Honorary Admin
Cool! At least you got it to turn over and fire. Carb tuning is simple - do your reading. If I can do it, anyone can do it. What may have happened is that the float bowls hadn't filled up yet. You were getting gas, just not a full flow from the idle circuits. For the fast idle - take the throttle cable off and fire it over and see where it sits. It may race or it may not idle at all. Chances are the throttle return isn't "returning" enough.


Hello April! I took 6 months off to hibernate and now that Spring is around the corner, it's time to work on the car again!

After firing up the engine last fall and almost going deaf, I decided that new mufflers were in order. Unfortunately for me, a previous owner had welded my entire Franken-Exhaust system into one piece, so that means I have to remove the whole thing to work on it. In preperation of removing the exhaust flange to manifold bolts, I spent last week spraying penetrating oil on the bolts every evening. I'm sure they'll back out after 20+ years. (Yeah, some of you know where I'm going with this...don't spoil the surprise!) Today was the day and after fitting the wrench to the bolt heads, I gave them a quick twist and the exhaust fell right off! Hint...those are NOT nuts in the pic...


Raise your hand if you're shocked...no one? me neither. Sigh...
SO, I spent the next 2 hours drilling out the bolts. The manifold flanges now have 7/16" dia holes for some SS bolts in the future. After I weld up a new exhaust system.

Anybody have any recommendations for SHORT NARROW mufflers? The old exhaust system used straight thru glass packs and I'd like to replace them with something QUIETER.
I'm not sure though if I can fit Oval mufflers in there...



I made some mockups of the smallest "turbo-style" muffler I could find and also a traditional "glasspack". I don't like the way the turbo style looks from the side, so I guess I'll be going with glasspacks!

The turbo has either Center-Offset or Offset-Offset options.


The glasspack just had to be adjustable for length.


the jig on the wheel represents the rear tire diameter and width. easier to remove that than a whole tire!

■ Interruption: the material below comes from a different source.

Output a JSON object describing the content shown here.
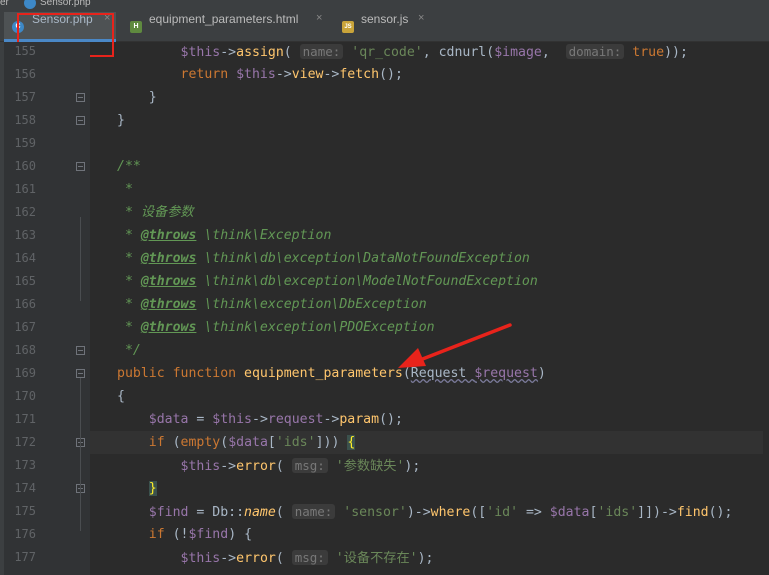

Active member
Forgot to account for the suspension drop once the car is down on the tire and the typical angle of where one would be viewing from. I think the turbo muffler in black would practically disappear.